++++ Data provided
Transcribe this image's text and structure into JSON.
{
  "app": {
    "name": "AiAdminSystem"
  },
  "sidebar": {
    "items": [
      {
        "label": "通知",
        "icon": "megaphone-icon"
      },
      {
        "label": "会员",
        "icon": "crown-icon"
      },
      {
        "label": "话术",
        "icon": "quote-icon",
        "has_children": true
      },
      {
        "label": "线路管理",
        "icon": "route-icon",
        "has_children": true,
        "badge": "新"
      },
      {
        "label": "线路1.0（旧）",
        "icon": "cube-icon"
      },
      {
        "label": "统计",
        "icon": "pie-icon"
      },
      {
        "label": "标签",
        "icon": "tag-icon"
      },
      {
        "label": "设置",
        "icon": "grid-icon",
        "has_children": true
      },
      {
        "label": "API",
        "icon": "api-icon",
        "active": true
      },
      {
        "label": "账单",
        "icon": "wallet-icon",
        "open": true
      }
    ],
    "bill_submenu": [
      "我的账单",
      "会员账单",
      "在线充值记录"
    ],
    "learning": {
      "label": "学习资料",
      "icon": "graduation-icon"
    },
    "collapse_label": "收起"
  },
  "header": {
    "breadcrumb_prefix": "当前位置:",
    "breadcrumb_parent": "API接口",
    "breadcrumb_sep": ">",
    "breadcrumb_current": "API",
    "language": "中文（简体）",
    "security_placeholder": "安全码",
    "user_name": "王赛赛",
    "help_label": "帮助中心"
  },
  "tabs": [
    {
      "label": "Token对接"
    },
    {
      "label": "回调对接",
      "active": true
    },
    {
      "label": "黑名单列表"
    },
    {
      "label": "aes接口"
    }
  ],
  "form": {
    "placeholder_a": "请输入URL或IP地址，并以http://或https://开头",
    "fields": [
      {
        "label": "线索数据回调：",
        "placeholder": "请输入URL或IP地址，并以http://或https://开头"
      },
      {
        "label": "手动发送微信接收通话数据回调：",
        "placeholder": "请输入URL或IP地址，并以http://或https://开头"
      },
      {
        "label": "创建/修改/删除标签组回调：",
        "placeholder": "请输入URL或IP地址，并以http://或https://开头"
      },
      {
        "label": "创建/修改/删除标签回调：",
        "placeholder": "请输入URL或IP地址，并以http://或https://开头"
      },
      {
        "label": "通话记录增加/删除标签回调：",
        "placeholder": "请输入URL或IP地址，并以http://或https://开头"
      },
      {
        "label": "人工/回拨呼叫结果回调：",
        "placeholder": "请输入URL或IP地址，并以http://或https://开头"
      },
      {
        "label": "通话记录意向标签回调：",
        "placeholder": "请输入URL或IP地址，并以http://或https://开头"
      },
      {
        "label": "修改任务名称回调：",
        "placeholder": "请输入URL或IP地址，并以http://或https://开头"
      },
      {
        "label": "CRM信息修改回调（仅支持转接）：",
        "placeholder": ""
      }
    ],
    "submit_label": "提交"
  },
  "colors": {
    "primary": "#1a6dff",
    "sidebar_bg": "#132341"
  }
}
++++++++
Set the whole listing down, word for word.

Transcribe this image's text and structure into JSON.
{
  "app": {
    "name": "AiAdminSystem"
  },
  "sidebar": {
    "items": [
      {
        "label": "通知",
        "icon": "megaphone-icon"
      },
      {
        "label": "会员",
        "icon": "crown-icon"
      },
      {
        "label": "话术",
        "icon": "quote-icon",
        "has_children": true
      },
      {
        "label": "线路管理",
        "icon": "route-icon",
        "has_children": true,
        "badge": "新"
      },
      {
        "label": "线路1.0（旧）",
        "icon": "cube-icon"
      },
      {
        "label": "统计",
        "icon": "pie-icon"
      },
      {
        "label": "标签",
        "icon": "tag-icon"
      },
      {
        "label": "设置",
        "icon": "grid-icon",
        "has_children": true
      },
      {
        "label": "API",
        "icon": "api-icon",
        "active": true
      },
      {
        "label": "账单",
        "icon": "wallet-icon",
        "open": true
      }
    ],
    "bill_submenu": [
      "我的账单",
      "会员账单",
      "在线充值记录"
    ],
    "learning": {
      "label": "学习资料",
      "icon": "graduation-icon"
    },
    "collapse_label": "收起"
  },
  "header": {
    "breadcrumb_prefix": "当前位置:",
    "breadcrumb_parent": "API接口",
    "breadcrumb_sep": ">",
    "breadcrumb_current": "API",
    "language": "中文（简体）",
    "security_placeholder": "安全码",
    "user_name": "王赛赛",
    "help_label": "帮助中心"
  },
  "tabs": [
    {
      "label": "Token对接"
    },
    {
      "label": "回调对接",
      "active": true
    },
    {
      "label": "黑名单列表"
    },
    {
      "label": "aes接口"
    }
  ],
  "form": {
    "placeholder_a": "请输入URL或IP地址，并以http://或https://开头",
    "fields": [
      {
        "label": "线索数据回调：",
        "placeholder": "请输入URL或IP地址，并以http://或https://开头"
      },
      {
        "label": "手动发送微信接收通话数据回调：",
        "placeholder": "请输入URL或IP地址，并以http://或https://开头"
      },
      {
        "label": "创建/修改/删除标签组回调：",
        "placeholder": "请输入URL或IP地址，并以http://或https://开头"
      },
      {
        "label": "创建/修改/删除标签回调：",
        "placeholder": "请输入URL或IP地址，并以http://或https://开头"
      },
      {
        "label": "通话记录增加/删除标签回调：",
        "placeholder": "请输入URL或IP地址，并以http://或https://开头"
      },
      {
        "label": "人工/回拨呼叫结果回调：",
        "placeholder": "请输入URL或IP地址，并以http://或https://开头"
      },
      {
        "label": "通话记录意向标签回调：",
        "placeholder": "请输入URL或IP地址，并以http://或https://开头"
      },
      {
        "label": "修改任务名称回调：",
        "placeholder": "请输入URL或IP地址，并以http://或https://开头"
      },
      {
        "label": "CRM信息修改回调（仅支持转接）：",
        "placeholder": ""
      }
    ],
    "submit_label": "提交"
  },
  "colors": {
    "primary": "#1a6dff",
    "sidebar_bg": "#132341"
  }
}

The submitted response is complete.